You can try Harman curve-tuned headphones and hate the sound you’re hearing. You must understand that your ear needs time to get used to new tuning, especially if you have used poorly tuned headphones up until now. If you don’t like your Harman target tuned headphones even after some time, that’s fine. Harman curve is not the best solution for the sound quality that will please everyone. However, it is a great starting point, and a reference for sound quality backed up by science.
Headphones that Use the Harman Target Tuning
Below you’ll find some of the best headphones tuned to the Harman Curve.
These headphones, produced by Harman, are a professional tool for music production, studio creation, and critical listening. It has a 50-mm titanium-coated dynamic driver and OFC voice coil that also isolates the listener from ambient noise. As a result, no low-frequency sounds will affect your listening experience.
The AKG Reference Response Curve tuning of AKG K371 is what the Harman curve translates to in headphones. It serves to enhance the frequency ranges from 5kHz to 40 kHz. Its SPL sensitivity is 114 decibels.
Sony MDR7506 is another high-quality headphone designed for the broadcast and music production industry. It has a PET diaphragm of 40mm with neodymium magnets. The frequency response of this headphone is 10 to 20kHz, with a 63-ohm impedance.
Another Harman product, AKG N5005, is a hybrid headphone with five drivers. The sound it reproduces is well-balanced and pure, regardless of the genre of music you are listening to. Customizable filters can adjust midrange and high notes to match your taste. The dynamic frequency of N5005 is between 10 and 40kHz and has an impedance of 8 ohms.
Have you ever tried any headphones tuned to the Harman Curve?

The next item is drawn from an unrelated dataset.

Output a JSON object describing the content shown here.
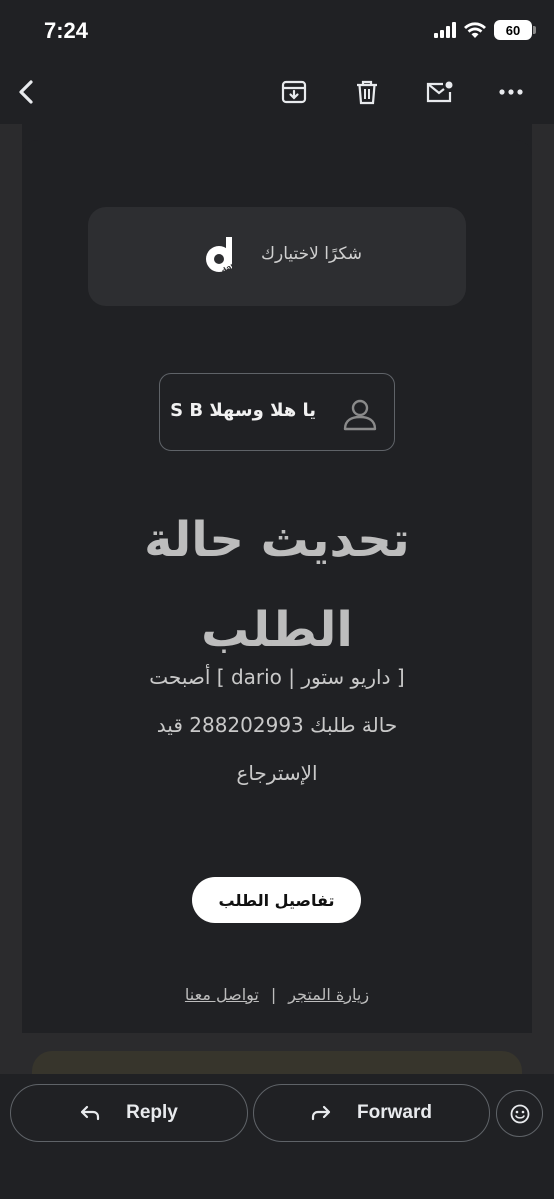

Please leave your feedback in the comments below and tell us what you think about the Harman Curve.